(Data records for software interfaces)
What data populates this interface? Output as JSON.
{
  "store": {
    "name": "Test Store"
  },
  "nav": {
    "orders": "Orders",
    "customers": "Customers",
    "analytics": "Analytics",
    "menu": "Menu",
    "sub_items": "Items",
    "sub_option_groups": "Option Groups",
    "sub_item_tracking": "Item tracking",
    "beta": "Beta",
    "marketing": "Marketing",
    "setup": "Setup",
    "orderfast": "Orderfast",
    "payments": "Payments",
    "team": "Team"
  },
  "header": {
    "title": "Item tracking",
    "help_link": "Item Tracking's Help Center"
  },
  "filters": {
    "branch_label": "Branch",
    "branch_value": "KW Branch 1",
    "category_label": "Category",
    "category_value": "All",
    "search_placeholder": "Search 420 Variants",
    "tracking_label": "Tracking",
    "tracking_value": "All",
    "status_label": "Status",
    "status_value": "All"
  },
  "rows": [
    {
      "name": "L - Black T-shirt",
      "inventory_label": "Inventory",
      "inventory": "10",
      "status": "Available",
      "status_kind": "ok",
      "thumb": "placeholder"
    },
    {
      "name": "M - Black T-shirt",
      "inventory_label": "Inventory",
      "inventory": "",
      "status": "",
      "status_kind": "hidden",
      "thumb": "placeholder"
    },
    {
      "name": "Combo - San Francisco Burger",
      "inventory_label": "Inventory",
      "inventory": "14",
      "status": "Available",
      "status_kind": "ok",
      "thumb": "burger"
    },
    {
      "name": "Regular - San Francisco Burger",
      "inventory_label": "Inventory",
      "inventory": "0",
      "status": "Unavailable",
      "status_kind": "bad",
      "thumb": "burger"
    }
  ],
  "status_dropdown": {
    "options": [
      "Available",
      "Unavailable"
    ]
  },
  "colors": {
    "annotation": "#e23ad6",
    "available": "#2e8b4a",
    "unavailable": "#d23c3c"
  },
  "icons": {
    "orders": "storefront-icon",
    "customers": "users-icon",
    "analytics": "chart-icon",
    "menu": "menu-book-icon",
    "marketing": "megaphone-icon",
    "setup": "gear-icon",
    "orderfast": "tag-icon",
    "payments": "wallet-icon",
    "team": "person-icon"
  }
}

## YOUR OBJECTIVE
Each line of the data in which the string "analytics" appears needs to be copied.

## EXERCISE RESULT
    "analytics": "Analytics",
    "analytics": "chart-icon",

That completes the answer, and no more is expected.